Harold Pinter: Stages, Networks, Collaborations
Edited by Basil Chiasson and Catriona Fallow
The latest addition to the plethora of books about the life and work of Harold Pinter is something of a mixed bag. It comprises a series of essays from academics and practitioners, most trying to find new angles on a topic that many might by now have thought completely exhausted.
As so often with this kind of volume, there are some worthwhile efforts combined with one or two that either miss their mark or border on the unintelligible, couched in the kind of invented language and wild theorising that some academics feel obliged to use as a matter of honour.
Part one comprises a series of critical responses.
Harry Derbyshire’s contribution is a fascinating exploration of Pinter’s interactions and relationships with the Theatre of the Absurd and its advocates and adherents.

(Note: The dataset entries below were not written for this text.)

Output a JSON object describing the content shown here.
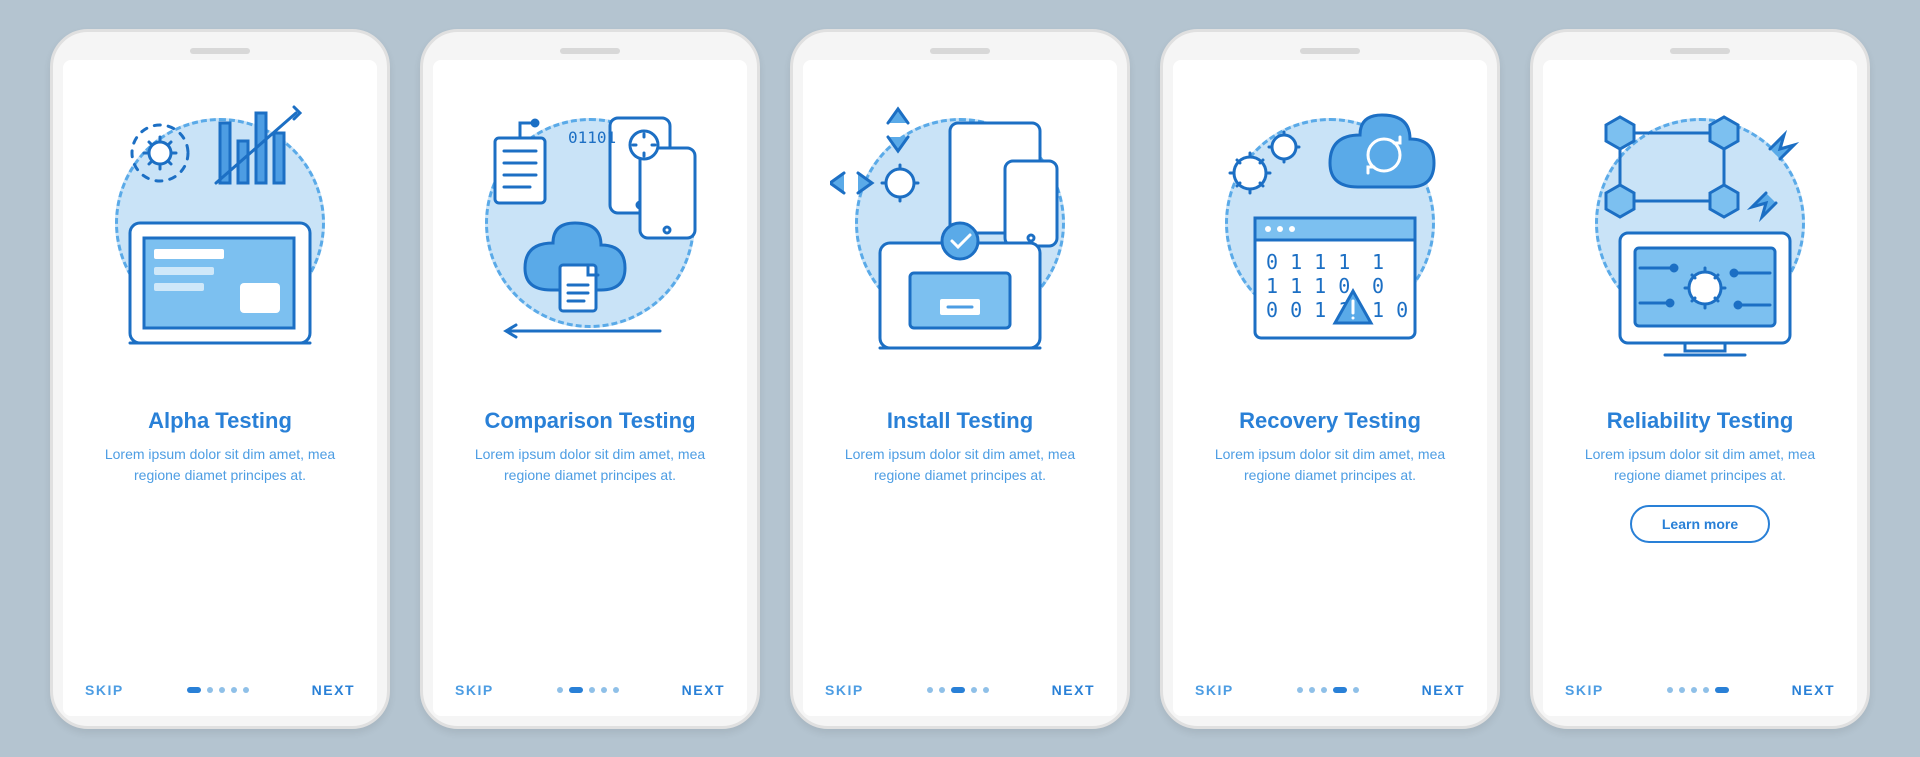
{
  "screens": [
    {
      "title": "Alpha Testing",
      "body": "Lorem ipsum dolor sit dim amet, mea regione diamet principes at.",
      "learn": false,
      "active": 0
    },
    {
      "title": "Comparison Testing",
      "body": "Lorem ipsum dolor sit dim amet, mea regione diamet principes at.",
      "learn": false,
      "active": 1
    },
    {
      "title": "Install Testing",
      "body": "Lorem ipsum dolor sit dim amet, mea regione diamet principes at.",
      "learn": false,
      "active": 2
    },
    {
      "title": "Recovery Testing",
      "body": "Lorem ipsum dolor sit dim amet, mea regione diamet principes at.",
      "learn": false,
      "active": 3
    },
    {
      "title": "Reliability Testing",
      "body": "Lorem ipsum dolor sit dim amet, mea regione diamet principes at.",
      "learn": true,
      "active": 4
    }
  ],
  "skip": "SKIP",
  "next": "NEXT",
  "learn_more": "Learn more"
}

If his proposal is correct, the playwright fell into that category early in his career, using it as a springboard to establish his work and then moving on to become an overtly political playwright, at the same time turning his back on the Theatre of the Absurd.
James Hudson looks into interactions between Pinter and elitism, as well as considering in rather less detail the fascinating subject of power dynamics in the plays.
Eckart Voigts bounces around a series of theories regarding Pinter’s religious history and what is described as his Jew-ish-ness as opposed to Jewishness—more a cultural and historical than religious trait. While drawing on previous work by peers, Voigts also provides some original thinking, which makes considerable sense.
The first part ends as Ibrahim Yerebakan delivers some political points about Pinter’s connections with the Middle East and Turkey.
Part two is rather more practical and opens with a nice piece from playwright Steve Waters about “Pinter’s Writing Ethic” providing a short overview of the subject’s career, with particular emphasis on Old Times and No Man’s Land.
This is followed by co-editor Catriona Fallow’s in-depth exploration of Harold Pinter’s work as both writer and director for the RSC, one of his favourite haunts, encouraged by the fact that, while in his prime, one of his most regular collaborators, Peter Hall, held the reins.
Rather than concentrating on the main stage, this chapter looks at a project which featured an extract from The Birthday Party called “How to Stop Worrying and Love the Theatre” designed to tour and popularise theatre alongside great tragedy, Shakespeare, as well as a small-scale touring production of The Dumb Waiter.
The strongest piece in the book is a compare and contrast between the works of Pinter and those of Martin Crimp. Although the writer of The Country, which is used as a main comparator, denies that he has been influenced by the subject of this book, by the time that Maria Elena Capitani has completed her in-depth work, the similarities seem undeniable.
The final chapter includes a series of short interviews with practitioners. Inevitably, by far the best are those with individuals who have steeped themselves in Pinter, actor and director Douglas Hodge, director Jamie Lloyd and designer Soutra Gilmour, each of whom gives additional insight into the works and methods of the great playwright / actor.
Other essays explore Pinter’s interaction with modernism and his influence on modern playwrights including debbie tucker green, Mark Ravenhill, Dennis Kelly and Jez Butterworth.
Reviewer: Philip Fisher